King recently had an enviable angle on Serena’s potential last Grand Slam while working for the US Open World Feed.
“Venus and Serena were both so dynamic and alive and really brought something new to the game,” King said. “From a practical point of view, they changed the game in terms of athleticism and strength. So that really pushed the game into a new era.”
Serena and Venus reunited for their first doubles match in more than four years on September 1, 25 years after debuting as a couple in the first-round tournament of the US Open. They lost 7-6 (5), 6 -4 to Lucie Hradecka and Linda Noskova.

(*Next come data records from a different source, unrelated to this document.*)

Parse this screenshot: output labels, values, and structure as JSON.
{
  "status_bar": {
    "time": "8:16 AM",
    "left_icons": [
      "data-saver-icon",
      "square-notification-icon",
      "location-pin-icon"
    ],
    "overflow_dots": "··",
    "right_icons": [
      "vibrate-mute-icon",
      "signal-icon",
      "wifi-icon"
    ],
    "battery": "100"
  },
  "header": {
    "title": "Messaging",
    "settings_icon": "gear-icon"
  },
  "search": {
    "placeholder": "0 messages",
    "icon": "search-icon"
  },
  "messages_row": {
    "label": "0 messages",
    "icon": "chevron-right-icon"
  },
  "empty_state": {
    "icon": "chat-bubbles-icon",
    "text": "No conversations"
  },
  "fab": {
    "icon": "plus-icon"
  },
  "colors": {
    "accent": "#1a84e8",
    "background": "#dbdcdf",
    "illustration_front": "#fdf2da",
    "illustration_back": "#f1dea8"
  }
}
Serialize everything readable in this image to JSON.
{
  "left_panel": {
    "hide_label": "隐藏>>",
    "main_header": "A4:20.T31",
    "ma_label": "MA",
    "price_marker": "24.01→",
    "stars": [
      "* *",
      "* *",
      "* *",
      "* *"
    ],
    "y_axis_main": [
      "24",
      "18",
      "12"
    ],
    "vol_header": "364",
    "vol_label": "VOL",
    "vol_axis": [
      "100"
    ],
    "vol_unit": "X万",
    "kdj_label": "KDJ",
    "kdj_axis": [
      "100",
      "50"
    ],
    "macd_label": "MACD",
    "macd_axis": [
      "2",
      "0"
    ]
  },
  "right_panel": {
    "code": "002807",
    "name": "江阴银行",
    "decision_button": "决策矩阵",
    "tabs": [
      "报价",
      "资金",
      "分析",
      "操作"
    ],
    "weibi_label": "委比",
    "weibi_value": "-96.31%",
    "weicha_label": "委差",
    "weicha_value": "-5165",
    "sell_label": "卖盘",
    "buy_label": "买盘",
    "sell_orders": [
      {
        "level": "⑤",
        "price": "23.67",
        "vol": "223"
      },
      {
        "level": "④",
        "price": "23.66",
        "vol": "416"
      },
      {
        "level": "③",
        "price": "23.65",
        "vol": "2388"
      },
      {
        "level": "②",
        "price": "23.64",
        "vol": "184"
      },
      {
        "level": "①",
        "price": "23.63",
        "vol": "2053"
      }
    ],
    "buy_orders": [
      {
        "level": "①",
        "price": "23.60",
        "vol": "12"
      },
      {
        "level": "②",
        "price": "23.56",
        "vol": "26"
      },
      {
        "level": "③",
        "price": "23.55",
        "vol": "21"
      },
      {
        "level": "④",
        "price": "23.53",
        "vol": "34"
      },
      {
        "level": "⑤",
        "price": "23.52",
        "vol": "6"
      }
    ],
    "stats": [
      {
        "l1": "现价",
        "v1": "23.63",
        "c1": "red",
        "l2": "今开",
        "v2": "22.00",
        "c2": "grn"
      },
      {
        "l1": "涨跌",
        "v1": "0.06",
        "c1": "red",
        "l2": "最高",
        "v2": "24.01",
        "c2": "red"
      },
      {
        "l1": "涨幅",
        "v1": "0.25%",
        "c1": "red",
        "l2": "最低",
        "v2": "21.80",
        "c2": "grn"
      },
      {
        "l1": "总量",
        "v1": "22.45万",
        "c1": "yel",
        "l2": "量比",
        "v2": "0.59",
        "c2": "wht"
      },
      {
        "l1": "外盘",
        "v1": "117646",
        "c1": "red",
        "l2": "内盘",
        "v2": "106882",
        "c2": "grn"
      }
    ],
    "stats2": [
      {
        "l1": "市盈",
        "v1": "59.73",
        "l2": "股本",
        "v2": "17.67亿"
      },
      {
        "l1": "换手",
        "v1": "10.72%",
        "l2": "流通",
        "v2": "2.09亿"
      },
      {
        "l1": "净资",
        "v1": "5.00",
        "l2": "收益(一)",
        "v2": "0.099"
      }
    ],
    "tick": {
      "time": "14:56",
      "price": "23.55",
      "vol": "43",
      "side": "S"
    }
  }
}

Wright’s scheduled watch party this Sunday was scrapped on September 2 when Serena was eliminated in the third round by Ajla Tomljanovic 7-5 6-7(4) 6-1. It was the most-watched tennis show in ESPN’s 43-year history. An average of 4.6 million viewers tuned in.
It will probably be her last competition.
“I’m sad but I’m also happy because I see new players too,” said Nelson.
However, you never forget your first favourite.
“No one does it better,” Sanders said.
Would you like to try tennis?
Tennis Aces Program
A free, six-week program for Seattle middle school students that focuses on schools with the highest percentage of students who qualify for the free and discounted lunch program. Racquets are provided for storage. The classes meet twice a week after school for a final “Jamboree” where the players represent their schools.
“The hurdles for this sport are actually very low. But there’s a stigma that it’s not for people of color, the BIPOC community, that it’s more of a white sport,” said Christina Broadwin, Amy Yee Tennis Center instructor and Sports in Schools program director. “That’s just not true. All you need is a racquet and a ball and a wall – and maybe a friend. It’s one of the most accessible sports out there, or it should be. We’re trying to make some headway there.”
Each fall, more than 100 children participate in the program, which is funded by donations and grants. For a list of schools and more see sportsinschools.org.
The Seattle Tennis and Education Foundation (STEF) offers a twice-weekly free program at Magnuson Park for 2nd through 6th graders who qualify for a free or discounted lunch. No previous tennis experience is required and all program materials are provided.
See stef4youth.org for more informations.
With programs in Uganda, Los Angeles, Chicago, Ft. Lauderdale, Fla. and Seattle, this organization, founded by retired professional tennis player Vania King, offers starter tennis programs at the Matt Griffin YMCA (SeaTac) and Northshore YMCA (Bothell). serveuphope.org. See website for age groups and fall dates.